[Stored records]
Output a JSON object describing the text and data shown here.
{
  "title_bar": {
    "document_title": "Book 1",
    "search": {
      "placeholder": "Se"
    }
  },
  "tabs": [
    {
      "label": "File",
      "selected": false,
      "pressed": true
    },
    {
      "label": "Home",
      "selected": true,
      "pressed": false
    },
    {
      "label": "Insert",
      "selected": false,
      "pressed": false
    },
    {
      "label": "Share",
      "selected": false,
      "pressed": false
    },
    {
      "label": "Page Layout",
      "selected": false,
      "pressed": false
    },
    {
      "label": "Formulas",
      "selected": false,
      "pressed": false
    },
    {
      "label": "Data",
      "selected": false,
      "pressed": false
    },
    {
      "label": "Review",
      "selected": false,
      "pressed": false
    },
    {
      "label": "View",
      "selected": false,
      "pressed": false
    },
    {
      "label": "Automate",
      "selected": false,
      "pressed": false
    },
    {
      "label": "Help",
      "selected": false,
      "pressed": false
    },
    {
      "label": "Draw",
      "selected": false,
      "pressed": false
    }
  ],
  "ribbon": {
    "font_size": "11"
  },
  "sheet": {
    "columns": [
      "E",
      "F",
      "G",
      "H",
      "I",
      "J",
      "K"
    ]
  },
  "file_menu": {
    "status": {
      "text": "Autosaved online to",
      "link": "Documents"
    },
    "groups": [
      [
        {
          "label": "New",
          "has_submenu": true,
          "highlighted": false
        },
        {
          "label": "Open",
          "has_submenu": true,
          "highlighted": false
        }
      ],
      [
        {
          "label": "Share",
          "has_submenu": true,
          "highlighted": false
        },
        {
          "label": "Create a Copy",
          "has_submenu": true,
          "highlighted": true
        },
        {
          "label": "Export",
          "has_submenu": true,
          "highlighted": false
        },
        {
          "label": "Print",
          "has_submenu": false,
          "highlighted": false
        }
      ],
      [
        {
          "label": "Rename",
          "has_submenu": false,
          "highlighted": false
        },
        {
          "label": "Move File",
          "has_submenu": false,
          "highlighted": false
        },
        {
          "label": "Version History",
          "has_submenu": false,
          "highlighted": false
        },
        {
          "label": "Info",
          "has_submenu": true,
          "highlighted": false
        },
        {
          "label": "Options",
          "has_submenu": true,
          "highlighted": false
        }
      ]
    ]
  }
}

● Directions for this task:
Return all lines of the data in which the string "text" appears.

● Your response:
Output a JSON object describing the text and data shown here.
      "text": "Autosaved online to",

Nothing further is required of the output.